I got this question in my email box last week:
I have a question about the Atahualpa theme and spam. I just saw a google alert for my blog, and there was a mysterious reference to, uh, I donâ€™t want to get caught in your spam filter, but letâ€™s just say there was spam in the header. Do you know if this is a â€legitimateâ€ part of the Atahualpa theme, or is it likely that my blog got hacked? Aside from upgrading WordPress (did that) and upgrading Atahualpa (reluctant until I understand this better), is there anything I can do to prevent further problems? Thanks!!
–Worried about hackers
Atahualpa definitely does not do this — your website content is totally determined by you, and Atahualpa never inserts content or links (the legitimate exception being the link to the theme’s author in the footer area). I hate to say it but it sounds like Intruder Alert time.
Here are a few quick tips to make your blog more secure:
- Back up your stuff. The WP-DB Backup plugin backs up your database and the WordPress Backup plugin backs up your images, theme, and plugins.

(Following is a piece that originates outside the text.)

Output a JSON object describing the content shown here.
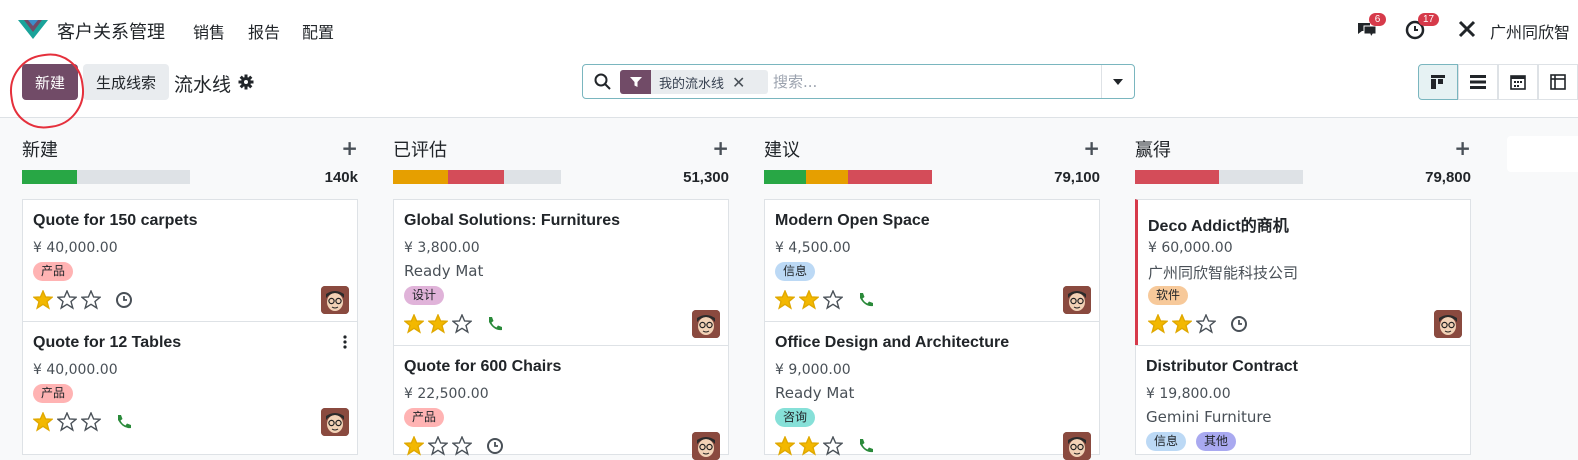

Use them both to get a complete backup of everything. Bonus tip: Give yourself some additional peace of mind by having these plugins schedule automatic weekly (or daily) backups. Then you’ll always have the ability to restore a damaged site if necessary.
- Upgrade WordPress, all plugins, and your theme. Upgrading WordPress is a one-click process (assuming you are all backed up as Step 1 suggests). Upgrading plugins is even easier. Upgrading Atahualpa can feel really scary (depending on what version you have — recent versions have the ability to export and import Atahualpa settings files, which lends extra safety and security to the process) but I’d do it (or have someone do it for you).

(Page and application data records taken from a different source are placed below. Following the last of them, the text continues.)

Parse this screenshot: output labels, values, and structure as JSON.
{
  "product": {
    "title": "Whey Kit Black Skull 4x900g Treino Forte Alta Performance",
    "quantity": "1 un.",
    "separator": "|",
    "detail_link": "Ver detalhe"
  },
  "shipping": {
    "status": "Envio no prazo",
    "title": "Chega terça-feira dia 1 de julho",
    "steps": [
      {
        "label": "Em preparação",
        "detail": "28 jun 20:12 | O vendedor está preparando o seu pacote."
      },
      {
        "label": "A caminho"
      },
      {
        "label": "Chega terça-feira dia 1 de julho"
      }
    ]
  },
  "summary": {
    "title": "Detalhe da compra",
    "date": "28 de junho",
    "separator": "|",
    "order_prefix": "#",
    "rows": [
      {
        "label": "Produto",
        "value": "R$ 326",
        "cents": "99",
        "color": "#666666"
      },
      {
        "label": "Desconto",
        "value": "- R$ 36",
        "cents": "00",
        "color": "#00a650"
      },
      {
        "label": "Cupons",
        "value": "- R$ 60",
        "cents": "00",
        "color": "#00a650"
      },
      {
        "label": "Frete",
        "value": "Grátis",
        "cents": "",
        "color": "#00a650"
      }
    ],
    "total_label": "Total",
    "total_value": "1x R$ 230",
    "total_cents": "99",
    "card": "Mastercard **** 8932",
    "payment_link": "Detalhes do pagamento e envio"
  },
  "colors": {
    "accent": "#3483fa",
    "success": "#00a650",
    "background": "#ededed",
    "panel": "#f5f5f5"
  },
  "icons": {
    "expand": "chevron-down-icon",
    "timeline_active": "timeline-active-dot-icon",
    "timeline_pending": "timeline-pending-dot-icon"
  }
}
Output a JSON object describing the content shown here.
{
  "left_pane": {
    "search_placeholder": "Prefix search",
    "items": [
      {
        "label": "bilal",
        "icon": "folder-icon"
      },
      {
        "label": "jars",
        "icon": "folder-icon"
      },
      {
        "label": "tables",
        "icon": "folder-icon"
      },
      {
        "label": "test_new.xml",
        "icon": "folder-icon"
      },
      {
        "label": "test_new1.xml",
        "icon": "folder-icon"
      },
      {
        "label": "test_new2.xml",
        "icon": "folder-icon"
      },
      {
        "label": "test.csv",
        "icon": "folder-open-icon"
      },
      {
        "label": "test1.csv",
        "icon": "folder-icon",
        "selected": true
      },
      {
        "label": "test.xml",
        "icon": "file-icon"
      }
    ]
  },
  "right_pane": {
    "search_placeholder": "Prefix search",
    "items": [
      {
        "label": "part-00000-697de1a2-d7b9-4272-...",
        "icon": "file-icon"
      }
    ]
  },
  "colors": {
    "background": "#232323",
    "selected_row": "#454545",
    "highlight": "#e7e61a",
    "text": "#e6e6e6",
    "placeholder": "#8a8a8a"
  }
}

- Change your username. If your login username is still “admin,” use the plugin WPVN Username Changer to make it something different (because the easiest hacks are on accounts where the username is known, and most people leave it “admin”). New WordPress installations allow you to set a custom username with no need to use this plugin.
- Change your passwords. At least change your WordPress login password and make sure it’s secure (at least 8 characters, with a mix of upper and lowercase and a few numbers or symbols). You may also want to change your FTP password, and even your email password (since hackers can send password-change requests to your email account).
This list is not comprehensive — there are many other safeguards, plugins, and security tricks that exist to protect your website. But these four tips will put you ahead of the pack.
If you want a professional hack-cleaning service, I have heard positive recommendations for Sucuri (not an affiliate link, since I haven’t actually used their services). Sucuri also offers a hack-monitoring service to alert you if anything suspicious is added to your site (and since sometimes these suspicious additions are invisible, unlike the header spam you immediately noticed).
Hope this helps!